Another documentary which I am looking forward to is “Art and Heart: The World of Isaiah Sheffer” directed by Catherine Tambini. It will be shown at 10:30 am on Saturday, June 4 at the Mahaiwe Theatre (and as a side note Mr. Sheffer has brought his “Selected Shorts” several times to this theatre.) I hope I don’t seem too fickle but I am in love with Mr. Sheffer also. From all accounts Mr. Sheffer was a Renaissance man, beloved by many, leaving quite a mark on New York cultural life. He was an “actor, director, radio announcer, playwright, lyricist, singer, mentor, cultural entrepreneur, creative thinker, loyal friend and champion of those he worked with, dreamer, and impresario.” He and his partner, Alan Miller, brought the Symphony Space and Thalia Theatre back to life and with it — concerts, “Selected Shorts,” “Bloomsday on Broadway” (an annual reading of James Joyce’s “Ulysses” every June 16 — after all Mr. Sheffer was an “honorary Irishman”) and theatre.
This film began its life as a short, as a request by his widow, Ethel Sheffer. When the director started exploring her subject she realized that this would have to be expanded.
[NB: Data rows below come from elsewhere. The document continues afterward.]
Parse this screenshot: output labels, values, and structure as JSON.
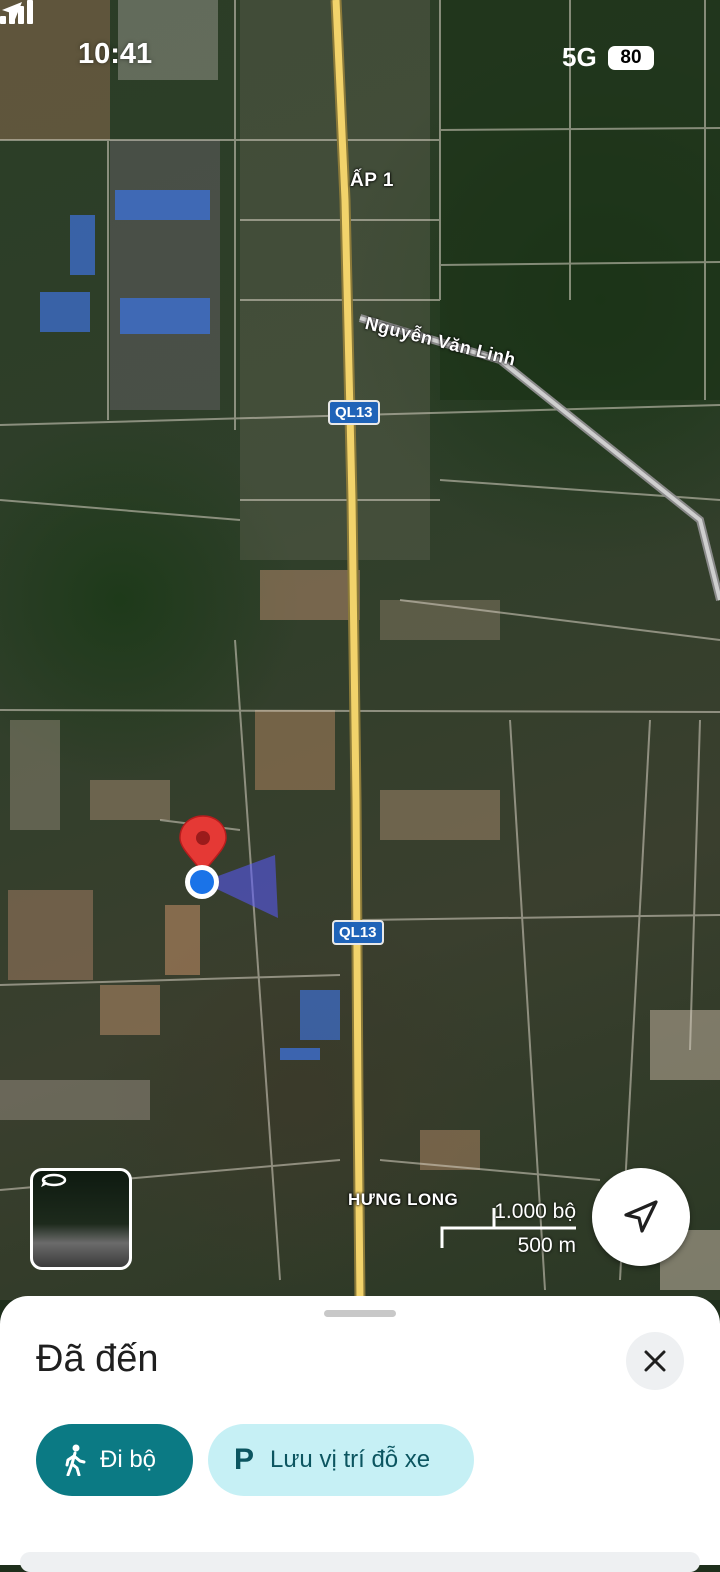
{
  "status_bar": {
    "time": "10:41",
    "network": "5G",
    "battery": "80"
  },
  "map": {
    "labels": {
      "ap1": "ẤP 1",
      "street": "Nguyễn Văn Linh",
      "highway_top": "QL13",
      "highway_bottom": "QL13",
      "hung_long": "HƯNG LONG"
    },
    "scale": {
      "imperial": "1.000 bộ",
      "metric": "500 m"
    },
    "colors": {
      "highway": "#f2d36b",
      "pin": "#e53935",
      "user_location": "#1a73e8"
    }
  },
  "sheet": {
    "title": "Đã đến",
    "walk_label": "Đi bộ",
    "parking_icon": "P",
    "parking_label": "Lưu vị trí đỗ xe"
  }
}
Everyone she contacted told her stories of how important he was to them (apparently to many people) and what a difference he had made in their lives. Ms. Tambini regretted not having met him in life after finding out about his humanity, his sense of humor, his wit and intelligence from all the interviews she did. She even asked his widow to send a note out to her interviewees telling them to be honest, don’t mince words, and no one had anything to dish on her husband.
She interviewed Jane Curtain, Leonard Nimoy (who donated money for renovating the Thalia Theatre), Morgan Freeman, Stephen Lang, Fionnula Flanagan, Fritz Weaver, Malachy McCourt, James Naughton and Stephen Colbert et. al. Ms. Tambini said the Stephen Colbert (who was a huge fan) interview was different because he only knew him from the radio — not as an actor or friend. He had a completely different perspective than the other interviewees but they did ultimately get to work together. I am curious to see this amazing interview which she said was “thoughtful, poetic, insightful and funny!” (Colbert said that, “his voice sounded like your favorite book”.)The interviews with his widow, Ethel, and daughter, Susannah, gave insight into a man who was not only funny and brilliant but also a great husband and father – his humanity shone through here.
Sheffer had a special relationship with Leonard Nimoy; they both spoke Yiddish. Nimoy used to do his sound check in Yiddish for Isaiah’s benefit. I wonder how “to be or not to be” sounded in Yiddish? The young Isaiah was an actor in the Yiddish Theatre as were his mother and uncle and he was an announcer at 17 on the Yiddish radio station WEVD. He portrayed one of my favorites on the radio — a young Isaac Bashevis Singer (whom he knew).
He had said, “I am the least known of the knowns and the most known of the unknowns”…..and after watching this documentary he will be known to all of us lucky enough to view this film. And I agree with the director, who remarked, “I wish I had known him in life!”
See you at the Festival.